Several parents told the board they opposed class sizes getting larger.
“I don’t care if it’s by three students or two or one, I don’t want (class sizes) to increase,” said Eima Sims, whose two children attend Springdale. “There’s only so much as parents we’re going to put up with.”
Jennifer Doolittle, whose four children attend three different Bibb County schools, said expanding class sizes would be in direct contrast to President Obama’s back-to-school speech Tuesday. The president encouraged students to set goals for themselves.
“The president tells them to work hard, and then they hear that they may lose teachers or make class sizes larger,” she told the board. “What message are we sending to our children?”
Some board members said the issue wouldn’t have been so contentious if the system had done a better job informing parents and board members about changes being considered.
Board members Gary Bechtel and Lynn Farmer criticized Patterson, saying they weren’t kept in the loop about Patterson’s plans, making it difficult for them to talk to concerned parents.
“I got about 150 e-mails and about as many phone calls (from parents),” Bechtel said during the meeting. “I felt like I was at a severe disadvantage as a board of education member, because I didn’t have the same information that was being distributed to parents and teachers.”

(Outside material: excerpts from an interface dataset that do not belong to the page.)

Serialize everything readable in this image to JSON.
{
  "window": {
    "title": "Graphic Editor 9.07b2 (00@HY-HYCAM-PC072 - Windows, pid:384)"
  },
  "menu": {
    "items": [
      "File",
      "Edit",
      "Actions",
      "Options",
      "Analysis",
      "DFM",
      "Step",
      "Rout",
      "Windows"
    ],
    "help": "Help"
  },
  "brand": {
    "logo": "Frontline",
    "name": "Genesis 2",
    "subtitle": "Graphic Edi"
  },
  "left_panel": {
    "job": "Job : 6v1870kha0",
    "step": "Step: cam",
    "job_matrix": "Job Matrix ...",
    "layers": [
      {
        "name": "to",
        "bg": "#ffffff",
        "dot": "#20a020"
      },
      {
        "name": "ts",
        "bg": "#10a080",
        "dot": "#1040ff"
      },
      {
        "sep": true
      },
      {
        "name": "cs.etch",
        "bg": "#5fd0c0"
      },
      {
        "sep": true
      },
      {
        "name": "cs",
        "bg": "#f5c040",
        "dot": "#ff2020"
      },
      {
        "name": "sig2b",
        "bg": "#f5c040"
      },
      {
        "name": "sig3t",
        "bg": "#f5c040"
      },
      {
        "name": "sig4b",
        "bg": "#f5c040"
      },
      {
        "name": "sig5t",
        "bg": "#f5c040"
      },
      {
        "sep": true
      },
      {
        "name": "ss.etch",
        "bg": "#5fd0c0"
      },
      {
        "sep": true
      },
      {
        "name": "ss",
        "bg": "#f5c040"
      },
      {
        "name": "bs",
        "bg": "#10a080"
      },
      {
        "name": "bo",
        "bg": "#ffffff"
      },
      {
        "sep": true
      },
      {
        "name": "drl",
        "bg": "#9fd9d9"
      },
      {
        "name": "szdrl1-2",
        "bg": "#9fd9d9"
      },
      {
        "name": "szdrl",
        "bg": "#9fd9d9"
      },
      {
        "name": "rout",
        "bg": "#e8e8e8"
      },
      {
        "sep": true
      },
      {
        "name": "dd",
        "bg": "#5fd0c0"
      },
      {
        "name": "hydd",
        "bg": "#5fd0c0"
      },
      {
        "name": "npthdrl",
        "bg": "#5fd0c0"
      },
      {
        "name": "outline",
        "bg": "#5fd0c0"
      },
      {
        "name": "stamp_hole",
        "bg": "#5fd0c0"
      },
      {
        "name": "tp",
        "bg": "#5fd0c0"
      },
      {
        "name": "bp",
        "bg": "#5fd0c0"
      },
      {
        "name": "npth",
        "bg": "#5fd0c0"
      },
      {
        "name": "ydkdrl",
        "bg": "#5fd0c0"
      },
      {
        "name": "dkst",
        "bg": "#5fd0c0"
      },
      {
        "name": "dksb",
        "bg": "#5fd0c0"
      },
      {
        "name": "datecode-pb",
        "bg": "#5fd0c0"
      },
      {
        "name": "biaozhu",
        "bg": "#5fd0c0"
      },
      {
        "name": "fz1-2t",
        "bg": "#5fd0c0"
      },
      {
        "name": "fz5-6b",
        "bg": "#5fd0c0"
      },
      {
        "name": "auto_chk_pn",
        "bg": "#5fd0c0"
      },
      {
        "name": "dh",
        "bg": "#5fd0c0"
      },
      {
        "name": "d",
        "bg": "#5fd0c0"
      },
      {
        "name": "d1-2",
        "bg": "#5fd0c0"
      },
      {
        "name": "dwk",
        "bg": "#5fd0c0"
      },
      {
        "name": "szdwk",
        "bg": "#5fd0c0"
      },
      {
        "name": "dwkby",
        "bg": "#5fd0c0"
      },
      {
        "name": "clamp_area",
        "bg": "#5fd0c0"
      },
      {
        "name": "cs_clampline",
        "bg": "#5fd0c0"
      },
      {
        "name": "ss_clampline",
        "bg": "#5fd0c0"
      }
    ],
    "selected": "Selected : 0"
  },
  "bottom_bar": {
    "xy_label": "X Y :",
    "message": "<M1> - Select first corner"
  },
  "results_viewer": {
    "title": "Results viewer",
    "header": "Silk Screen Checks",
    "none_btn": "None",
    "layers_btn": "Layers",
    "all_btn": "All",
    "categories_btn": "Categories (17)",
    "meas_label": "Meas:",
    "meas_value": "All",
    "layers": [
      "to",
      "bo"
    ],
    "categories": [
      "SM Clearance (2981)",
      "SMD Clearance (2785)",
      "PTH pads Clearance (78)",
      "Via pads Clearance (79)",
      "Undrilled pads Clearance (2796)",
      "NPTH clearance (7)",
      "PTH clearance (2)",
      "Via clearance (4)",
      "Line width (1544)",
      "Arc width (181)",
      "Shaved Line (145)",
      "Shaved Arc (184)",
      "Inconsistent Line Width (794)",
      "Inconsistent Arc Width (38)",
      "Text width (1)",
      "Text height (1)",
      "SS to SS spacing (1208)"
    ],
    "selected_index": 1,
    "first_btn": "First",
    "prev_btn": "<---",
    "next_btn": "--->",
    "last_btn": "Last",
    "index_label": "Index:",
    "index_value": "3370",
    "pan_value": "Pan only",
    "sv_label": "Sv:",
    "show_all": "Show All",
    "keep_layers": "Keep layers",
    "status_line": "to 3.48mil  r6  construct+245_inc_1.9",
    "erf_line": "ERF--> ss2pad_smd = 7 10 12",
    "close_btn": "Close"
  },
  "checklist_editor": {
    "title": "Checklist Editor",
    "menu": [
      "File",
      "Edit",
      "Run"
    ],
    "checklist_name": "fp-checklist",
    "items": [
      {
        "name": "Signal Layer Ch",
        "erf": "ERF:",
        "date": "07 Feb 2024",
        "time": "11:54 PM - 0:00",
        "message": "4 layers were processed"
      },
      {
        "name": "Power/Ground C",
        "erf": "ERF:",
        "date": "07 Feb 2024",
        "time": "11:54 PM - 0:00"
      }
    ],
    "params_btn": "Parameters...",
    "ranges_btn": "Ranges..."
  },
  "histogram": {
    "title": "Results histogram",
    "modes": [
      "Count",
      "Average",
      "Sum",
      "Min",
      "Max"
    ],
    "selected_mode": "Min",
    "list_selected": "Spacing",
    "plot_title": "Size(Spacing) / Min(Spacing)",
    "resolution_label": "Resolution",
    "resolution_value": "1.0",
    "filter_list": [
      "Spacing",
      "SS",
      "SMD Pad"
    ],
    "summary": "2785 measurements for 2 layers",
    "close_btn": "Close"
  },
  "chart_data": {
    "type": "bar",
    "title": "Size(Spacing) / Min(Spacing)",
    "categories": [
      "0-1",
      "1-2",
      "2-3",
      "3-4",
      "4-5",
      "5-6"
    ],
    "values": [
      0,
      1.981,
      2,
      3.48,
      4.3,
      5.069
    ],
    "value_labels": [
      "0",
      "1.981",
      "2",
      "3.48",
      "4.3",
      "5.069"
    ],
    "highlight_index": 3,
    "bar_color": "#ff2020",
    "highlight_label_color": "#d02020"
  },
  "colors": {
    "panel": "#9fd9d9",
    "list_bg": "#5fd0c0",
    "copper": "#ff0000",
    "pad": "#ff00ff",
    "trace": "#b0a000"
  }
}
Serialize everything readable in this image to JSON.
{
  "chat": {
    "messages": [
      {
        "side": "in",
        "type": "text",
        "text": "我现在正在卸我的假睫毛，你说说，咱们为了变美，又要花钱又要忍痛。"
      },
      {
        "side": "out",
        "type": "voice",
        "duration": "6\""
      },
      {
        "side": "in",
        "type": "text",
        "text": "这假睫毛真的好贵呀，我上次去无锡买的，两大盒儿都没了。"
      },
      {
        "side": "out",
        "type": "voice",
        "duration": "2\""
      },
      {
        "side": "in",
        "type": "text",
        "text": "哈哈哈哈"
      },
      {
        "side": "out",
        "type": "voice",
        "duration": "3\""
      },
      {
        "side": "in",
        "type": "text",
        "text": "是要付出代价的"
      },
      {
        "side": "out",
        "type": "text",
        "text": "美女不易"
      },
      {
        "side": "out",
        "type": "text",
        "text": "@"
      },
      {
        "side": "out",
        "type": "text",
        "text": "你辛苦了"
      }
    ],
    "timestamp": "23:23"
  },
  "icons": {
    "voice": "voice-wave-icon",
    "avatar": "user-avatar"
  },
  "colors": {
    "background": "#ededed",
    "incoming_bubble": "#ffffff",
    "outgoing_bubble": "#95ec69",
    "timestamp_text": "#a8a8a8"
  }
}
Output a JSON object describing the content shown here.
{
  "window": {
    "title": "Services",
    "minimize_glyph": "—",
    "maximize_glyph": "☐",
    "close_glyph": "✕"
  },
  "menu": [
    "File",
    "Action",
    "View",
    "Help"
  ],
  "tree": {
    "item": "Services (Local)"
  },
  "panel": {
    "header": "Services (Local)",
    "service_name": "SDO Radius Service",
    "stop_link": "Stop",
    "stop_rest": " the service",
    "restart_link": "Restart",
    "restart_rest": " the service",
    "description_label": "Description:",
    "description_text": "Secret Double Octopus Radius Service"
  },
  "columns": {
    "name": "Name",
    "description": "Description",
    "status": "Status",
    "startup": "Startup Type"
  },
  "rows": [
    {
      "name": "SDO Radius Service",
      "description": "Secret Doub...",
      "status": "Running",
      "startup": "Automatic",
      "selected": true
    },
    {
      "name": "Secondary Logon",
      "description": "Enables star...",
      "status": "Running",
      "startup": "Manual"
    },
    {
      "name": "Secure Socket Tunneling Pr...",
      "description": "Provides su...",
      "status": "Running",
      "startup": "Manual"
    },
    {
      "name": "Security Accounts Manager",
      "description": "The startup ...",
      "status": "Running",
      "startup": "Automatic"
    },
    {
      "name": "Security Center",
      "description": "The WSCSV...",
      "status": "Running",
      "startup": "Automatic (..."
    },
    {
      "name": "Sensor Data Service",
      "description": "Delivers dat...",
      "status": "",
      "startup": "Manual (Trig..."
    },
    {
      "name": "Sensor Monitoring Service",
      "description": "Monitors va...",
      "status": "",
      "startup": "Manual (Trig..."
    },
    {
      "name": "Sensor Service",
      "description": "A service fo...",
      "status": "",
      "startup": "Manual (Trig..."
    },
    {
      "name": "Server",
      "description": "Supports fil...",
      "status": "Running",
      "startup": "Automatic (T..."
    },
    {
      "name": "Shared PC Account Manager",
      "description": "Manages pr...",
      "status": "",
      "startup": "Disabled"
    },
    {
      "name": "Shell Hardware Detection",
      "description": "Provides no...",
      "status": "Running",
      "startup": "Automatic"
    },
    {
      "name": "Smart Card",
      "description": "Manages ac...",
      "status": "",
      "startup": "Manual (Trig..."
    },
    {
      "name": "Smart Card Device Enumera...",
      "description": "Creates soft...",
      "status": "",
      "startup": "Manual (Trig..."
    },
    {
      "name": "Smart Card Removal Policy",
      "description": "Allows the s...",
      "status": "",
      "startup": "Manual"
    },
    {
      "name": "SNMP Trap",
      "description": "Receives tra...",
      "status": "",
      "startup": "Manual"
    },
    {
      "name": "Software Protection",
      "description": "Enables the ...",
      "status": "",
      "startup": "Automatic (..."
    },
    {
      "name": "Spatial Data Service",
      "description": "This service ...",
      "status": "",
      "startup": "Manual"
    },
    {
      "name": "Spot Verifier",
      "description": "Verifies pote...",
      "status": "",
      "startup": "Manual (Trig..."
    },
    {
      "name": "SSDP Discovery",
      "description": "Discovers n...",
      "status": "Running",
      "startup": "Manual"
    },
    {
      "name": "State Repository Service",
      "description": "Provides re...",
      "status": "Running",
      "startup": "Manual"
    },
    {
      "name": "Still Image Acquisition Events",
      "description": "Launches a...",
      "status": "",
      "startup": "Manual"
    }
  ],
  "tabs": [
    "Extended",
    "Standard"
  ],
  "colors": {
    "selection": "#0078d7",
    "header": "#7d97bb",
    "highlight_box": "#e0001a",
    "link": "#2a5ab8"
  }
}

Farmer said she was in a similar situation.
“I found it very disturbing that I found all this out through parents,” she said. “I had no idea this was being discussed. ... From a communication standpoint, this was not well-handled. As a board member, it put me in an embarrassing position.”
Patterson said all of the changes the system is facing is because of factors outside of the system’s control, most notably, state budget cuts that have come as late as August. Combined with a late county tax digest, she said the system is facing “unprecedented times.”
“We’re unsure how to anticipate the future,” she said. “The landscape is changing daily. As a school system, we’re having to make changes literally on a daily basis.”
Some student enrollment numbers are still in flux, because students who are changing schools through House Bill 251 — which provides “that a public school student can attend any school in the local school system under certain conditions” — won’t be completed until today, Patterson said.
To contact writer Phillip Ramati, call 744-4334.